- [Your assignment] Without reproducing any picture, copy the records word for word.

(App and web page records)
+ + + + +

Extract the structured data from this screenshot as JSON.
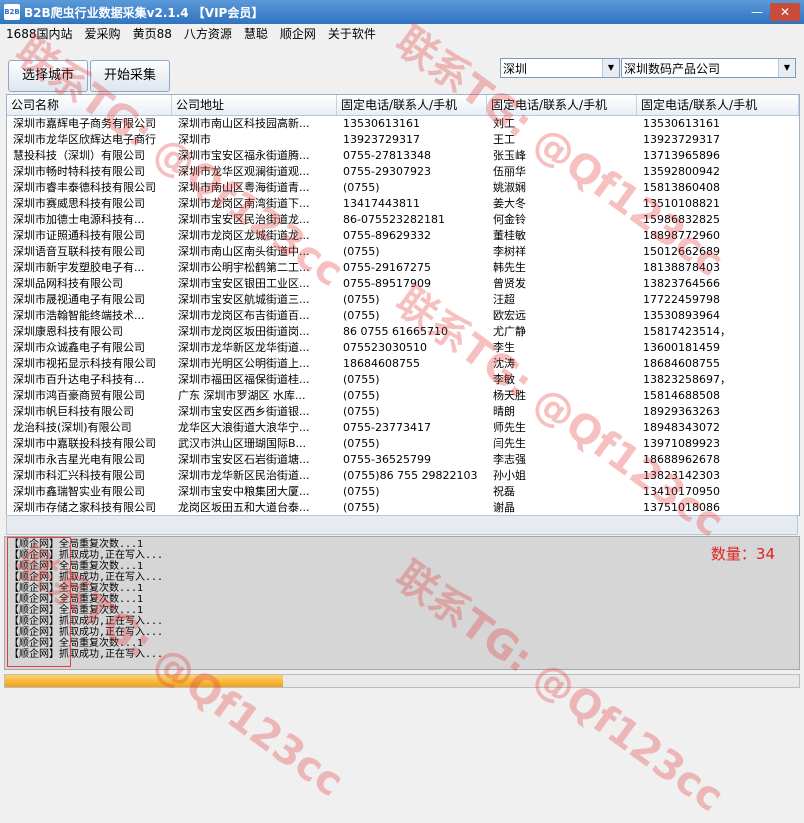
{
  "window": {
    "title": "B2B爬虫行业数据采集v2.1.4 【VIP会员】",
    "icon_text": "B2B"
  },
  "menu": [
    "1688国内站",
    "爱采购",
    "黄页88",
    "八方资源",
    "慧聪",
    "顺企网",
    "关于软件"
  ],
  "toolbar": {
    "select_city": "选择城市",
    "start": "开始采集",
    "city_value": "深圳",
    "keyword_value": "深圳数码产品公司"
  },
  "table": {
    "headers": [
      "公司名称",
      "公司地址",
      "固定电话/联系人/手机",
      "固定电话/联系人/手机",
      "固定电话/联系人/手机"
    ],
    "rows": [
      [
        "深圳市嘉辉电子商务有限公司",
        "深圳市南山区科技园高新...",
        "13530613161",
        "刘工",
        "13530613161"
      ],
      [
        "深圳市龙华区欣辉达电子商行",
        "深圳市",
        "13923729317",
        "王工",
        "13923729317"
      ],
      [
        "慧投科技（深圳）有限公司",
        "深圳市宝安区福永街道腾...",
        "0755-27813348",
        "张玉峰",
        "13713965896"
      ],
      [
        "深圳市畅时特科技有限公司",
        "深圳市龙华区观澜街道观...",
        "0755-29307923",
        "伍丽华",
        "13592800942"
      ],
      [
        "深圳市睿丰泰德科技有限公司",
        "深圳市南山区粤海街道青...",
        "(0755)",
        "姚淑娴",
        "15813860408"
      ],
      [
        "深圳市赛威思科技有限公司",
        "深圳市龙岗区南湾街道下...",
        "13417443811",
        "姜大冬",
        "13510108821"
      ],
      [
        "深圳市加德士电源科技有...",
        "深圳市宝安区民治街道龙...",
        "86-075523282181",
        "何金铃",
        "15986832825"
      ],
      [
        "深圳市证照通科技有限公司",
        "深圳市龙岗区龙城街道龙...",
        "0755-89629332",
        "董桂敏",
        "18898772960"
      ],
      [
        "深圳语音互联科技有限公司",
        "深圳市南山区南头街道中...",
        "(0755)",
        "李树祥",
        "15012662689"
      ],
      [
        "深圳市新宇发塑胶电子有...",
        "深圳市公明宇松鹤第二工...",
        "0755-29167275",
        "韩先生",
        "18138878403"
      ],
      [
        "深圳品网科技有限公司",
        "深圳市宝安区银田工业区...",
        "0755-89517909",
        "曾贤发",
        "13823764566"
      ],
      [
        "深圳市晟视通电子有限公司",
        "深圳市宝安区航城街道三...",
        "(0755)",
        "汪超",
        "17722459798"
      ],
      [
        "深圳市浩翰智能终端技术...",
        "深圳市龙岗区布吉街道百...",
        "(0755)",
        "欧宏远",
        "13530893964"
      ],
      [
        "深圳康恩科技有限公司",
        "深圳市龙岗区坂田街道岗...",
        "86 0755 61665710",
        "尤广静",
        "15817423514，"
      ],
      [
        "深圳市众诚鑫电子有限公司",
        "深圳市龙华新区龙华街道...",
        "075523030510",
        "李生",
        "13600181459"
      ],
      [
        "深圳市视拓显示科技有限公司",
        "深圳市光明区公明街道上...",
        "18684608755",
        "沈涛",
        "18684608755"
      ],
      [
        "深圳市百升达电子科技有...",
        "深圳市福田区福保街道桂...",
        "(0755)",
        "李敏",
        "13823258697，"
      ],
      [
        "深圳市鸿百豪商贸有限公司",
        "广东 深圳市罗湖区 水库...",
        "(0755)",
        "杨天胜",
        "15814688508"
      ],
      [
        "深圳市帆巨科技有限公司",
        "深圳市宝安区西乡街道银...",
        "(0755)",
        "晴朗",
        "18929363263"
      ],
      [
        "龙治科技(深圳)有限公司",
        "龙华区大浪街道大浪华宁...",
        "0755-23773417",
        "师先生",
        "18948343072"
      ],
      [
        "深圳市中嘉联投科技有限公司",
        "武汉市洪山区珊瑚国际B...",
        "(0755)",
        "闫先生",
        "13971089923"
      ],
      [
        "深圳市永吉星光电有限公司",
        "深圳市宝安区石岩街道塘...",
        "0755-36525799",
        "李志强",
        "18688962678"
      ],
      [
        "深圳市科汇兴科技有限公司",
        "深圳市龙华新区民治街道...",
        "(0755)86 755 29822103",
        "孙小姐",
        "13823142303"
      ],
      [
        "深圳市鑫瑞智实业有限公司",
        "深圳市宝安中粮集团大厦...",
        "(0755)",
        "祝磊",
        "13410170950"
      ],
      [
        "深圳市存储之家科技有限公司",
        "龙岗区坂田五和大道台泰...",
        "(0755)",
        "谢晶",
        "13751018086"
      ]
    ]
  },
  "log": {
    "lines": [
      "【顺企网】全局重复次数...1",
      "【顺企网】抓取成功,正在写入...",
      "【顺企网】全局重复次数...1",
      "【顺企网】抓取成功,正在写入...",
      "【顺企网】全局重复次数...1",
      "【顺企网】全局重复次数...1",
      "【顺企网】全局重复次数...1",
      "【顺企网】抓取成功,正在写入...",
      "【顺企网】抓取成功,正在写入...",
      "【顺企网】全局重复次数...1",
      "【顺企网】抓取成功,正在写入..."
    ],
    "count_label": "数量：34"
  },
  "progress": {
    "fraction": 0.35
  },
  "watermark": "联系TG: @Qf123cc",
  "colors": {
    "titlebar": "#2f73c1",
    "count": "#e02020",
    "progress": "#f0a21a"
  }
}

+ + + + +

- [Output for this exercise]
Extract the structured data from this screenshot as JSON.
{
  "window": {
    "title": "B2B爬虫行业数据采集v2.1.4 【VIP会员】",
    "icon_text": "B2B"
  },
  "menu": [
    "1688国内站",
    "爱采购",
    "黄页88",
    "八方资源",
    "慧聪",
    "顺企网",
    "关于软件"
  ],
  "toolbar": {
    "select_city": "选择城市",
    "start": "开始采集",
    "city_value": "深圳",
    "keyword_value": "深圳数码产品公司"
  },
  "table": {
    "headers": [
      "公司名称",
      "公司地址",
      "固定电话/联系人/手机",
      "固定电话/联系人/手机",
      "固定电话/联系人/手机"
    ],
    "rows": [
      [
        "深圳市嘉辉电子商务有限公司",
        "深圳市南山区科技园高新...",
        "13530613161",
        "刘工",
        "13530613161"
      ],
      [
        "深圳市龙华区欣辉达电子商行",
        "深圳市",
        "13923729317",
        "王工",
        "13923729317"
      ],
      [
        "慧投科技（深圳）有限公司",
        "深圳市宝安区福永街道腾...",
        "0755-27813348",
        "张玉峰",
        "13713965896"
      ],
      [
        "深圳市畅时特科技有限公司",
        "深圳市龙华区观澜街道观...",
        "0755-29307923",
        "伍丽华",
        "13592800942"
      ],
      [
        "深圳市睿丰泰德科技有限公司",
        "深圳市南山区粤海街道青...",
        "(0755)",
        "姚淑娴",
        "15813860408"
      ],
      [
        "深圳市赛威思科技有限公司",
        "深圳市龙岗区南湾街道下...",
        "13417443811",
        "姜大冬",
        "13510108821"
      ],
      [
        "深圳市加德士电源科技有...",
        "深圳市宝安区民治街道龙...",
        "86-075523282181",
        "何金铃",
        "15986832825"
      ],
      [
        "深圳市证照通科技有限公司",
        "深圳市龙岗区龙城街道龙...",
        "0755-89629332",
        "董桂敏",
        "18898772960"
      ],
      [
        "深圳语音互联科技有限公司",
        "深圳市南山区南头街道中...",
        "(0755)",
        "李树祥",
        "15012662689"
      ],
      [
        "深圳市新宇发塑胶电子有...",
        "深圳市公明宇松鹤第二工...",
        "0755-29167275",
        "韩先生",
        "18138878403"
      ],
      [
        "深圳品网科技有限公司",
        "深圳市宝安区银田工业区...",
        "0755-89517909",
        "曾贤发",
        "13823764566"
      ],
      [
        "深圳市晟视通电子有限公司",
        "深圳市宝安区航城街道三...",
        "(0755)",
        "汪超",
        "17722459798"
      ],
      [
        "深圳市浩翰智能终端技术...",
        "深圳市龙岗区布吉街道百...",
        "(0755)",
        "欧宏远",
        "13530893964"
      ],
      [
        "深圳康恩科技有限公司",
        "深圳市龙岗区坂田街道岗...",
        "86 0755 61665710",
        "尤广静",
        "15817423514，"
      ],
      [
        "深圳市众诚鑫电子有限公司",
        "深圳市龙华新区龙华街道...",
        "075523030510",
        "李生",
        "13600181459"
      ],
      [
        "深圳市视拓显示科技有限公司",
        "深圳市光明区公明街道上...",
        "18684608755",
        "沈涛",
        "18684608755"
      ],
      [
        "深圳市百升达电子科技有...",
        "深圳市福田区福保街道桂...",
        "(0755)",
        "李敏",
        "13823258697，"
      ],
      [
        "深圳市鸿百豪商贸有限公司",
        "广东 深圳市罗湖区 水库...",
        "(0755)",
        "杨天胜",
        "15814688508"
      ],
      [
        "深圳市帆巨科技有限公司",
        "深圳市宝安区西乡街道银...",
        "(0755)",
        "晴朗",
        "18929363263"
      ],
      [
        "龙治科技(深圳)有限公司",
        "龙华区大浪街道大浪华宁...",
        "0755-23773417",
        "师先生",
        "18948343072"
      ],
      [
        "深圳市中嘉联投科技有限公司",
        "武汉市洪山区珊瑚国际B...",
        "(0755)",
        "闫先生",
        "13971089923"
      ],
      [
        "深圳市永吉星光电有限公司",
        "深圳市宝安区石岩街道塘...",
        "0755-36525799",
        "李志强",
        "18688962678"
      ],
      [
        "深圳市科汇兴科技有限公司",
        "深圳市龙华新区民治街道...",
        "(0755)86 755 29822103",
        "孙小姐",
        "13823142303"
      ],
      [
        "深圳市鑫瑞智实业有限公司",
        "深圳市宝安中粮集团大厦...",
        "(0755)",
        "祝磊",
        "13410170950"
      ],
      [
        "深圳市存储之家科技有限公司",
        "龙岗区坂田五和大道台泰...",
        "(0755)",
        "谢晶",
        "13751018086"
      ]
    ]
  },
  "log": {
    "lines": [
      "【顺企网】全局重复次数...1",
      "【顺企网】抓取成功,正在写入...",
      "【顺企网】全局重复次数...1",
      "【顺企网】抓取成功,正在写入...",
      "【顺企网】全局重复次数...1",
      "【顺企网】全局重复次数...1",
      "【顺企网】全局重复次数...1",
      "【顺企网】抓取成功,正在写入...",
      "【顺企网】抓取成功,正在写入...",
      "【顺企网】全局重复次数...1",
      "【顺企网】抓取成功,正在写入..."
    ],
    "count_label": "数量：34"
  },
  "progress": {
    "fraction": 0.35
  },
  "watermark": "联系TG: @Qf123cc",
  "colors": {
    "titlebar": "#2f73c1",
    "count": "#e02020",
    "progress": "#f0a21a"
  }
}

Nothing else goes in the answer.